* TO DO: Go through the data and count the lines holding the string "programs". Write only the number.

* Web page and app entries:
*** Begin section ***
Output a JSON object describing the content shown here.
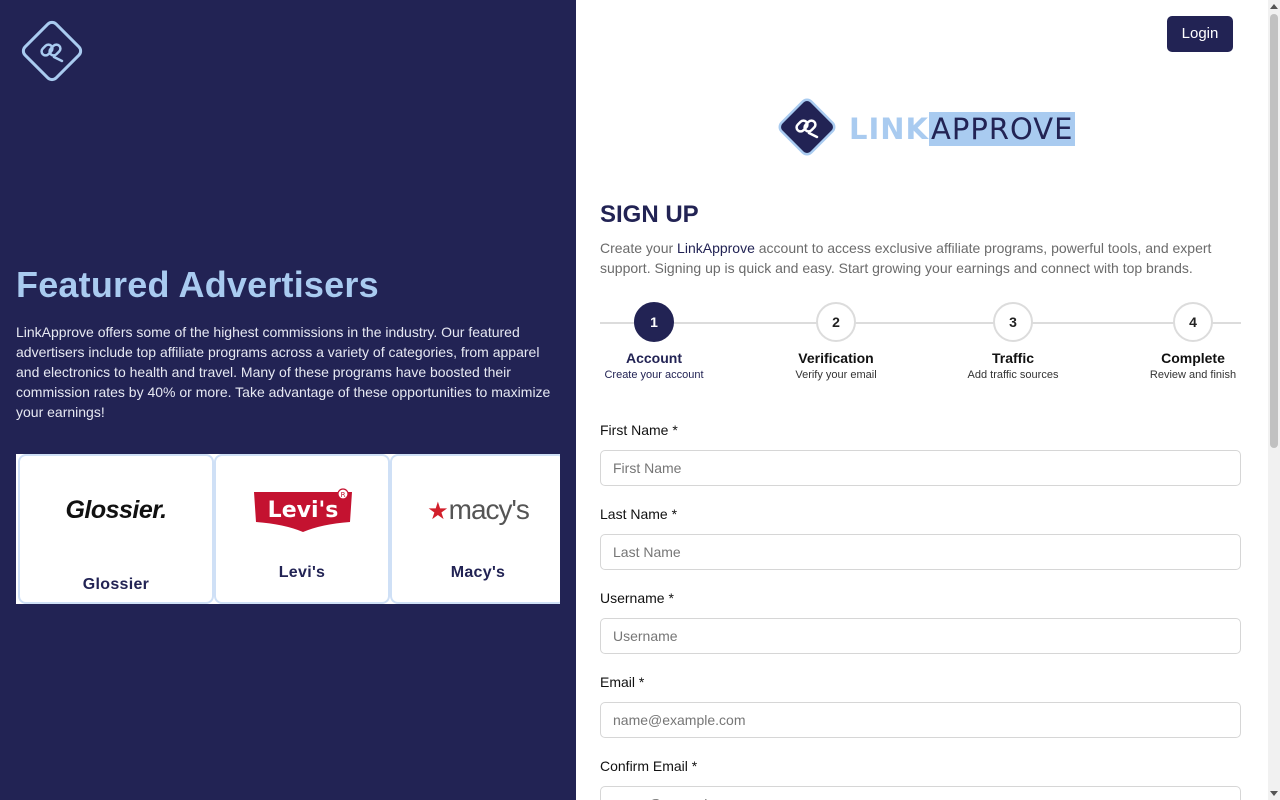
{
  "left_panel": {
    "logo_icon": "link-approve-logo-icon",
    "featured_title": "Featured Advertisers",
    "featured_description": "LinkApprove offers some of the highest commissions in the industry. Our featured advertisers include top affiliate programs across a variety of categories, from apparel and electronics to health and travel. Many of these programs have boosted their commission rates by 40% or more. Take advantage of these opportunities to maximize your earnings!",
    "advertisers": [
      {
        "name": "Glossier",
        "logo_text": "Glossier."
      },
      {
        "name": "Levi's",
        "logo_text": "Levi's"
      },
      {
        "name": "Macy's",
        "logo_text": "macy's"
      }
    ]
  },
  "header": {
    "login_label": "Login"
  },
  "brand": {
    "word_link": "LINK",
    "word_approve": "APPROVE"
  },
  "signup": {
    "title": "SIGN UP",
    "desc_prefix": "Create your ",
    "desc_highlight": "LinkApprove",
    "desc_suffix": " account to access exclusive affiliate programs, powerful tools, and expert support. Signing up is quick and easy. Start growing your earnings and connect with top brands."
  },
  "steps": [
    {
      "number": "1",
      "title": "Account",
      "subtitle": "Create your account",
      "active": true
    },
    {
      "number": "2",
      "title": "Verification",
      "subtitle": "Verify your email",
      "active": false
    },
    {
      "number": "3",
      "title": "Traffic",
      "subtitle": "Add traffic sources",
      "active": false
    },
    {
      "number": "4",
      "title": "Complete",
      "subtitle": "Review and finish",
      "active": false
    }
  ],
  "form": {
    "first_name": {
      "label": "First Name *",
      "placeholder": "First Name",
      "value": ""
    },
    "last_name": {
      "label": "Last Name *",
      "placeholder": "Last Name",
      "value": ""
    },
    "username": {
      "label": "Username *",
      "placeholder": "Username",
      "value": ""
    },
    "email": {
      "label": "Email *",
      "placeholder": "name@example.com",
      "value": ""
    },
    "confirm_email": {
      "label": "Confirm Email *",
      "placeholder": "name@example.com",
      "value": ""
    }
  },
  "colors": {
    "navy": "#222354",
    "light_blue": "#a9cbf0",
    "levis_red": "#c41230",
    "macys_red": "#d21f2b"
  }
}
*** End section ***
* FINISHED EXERCISE: 2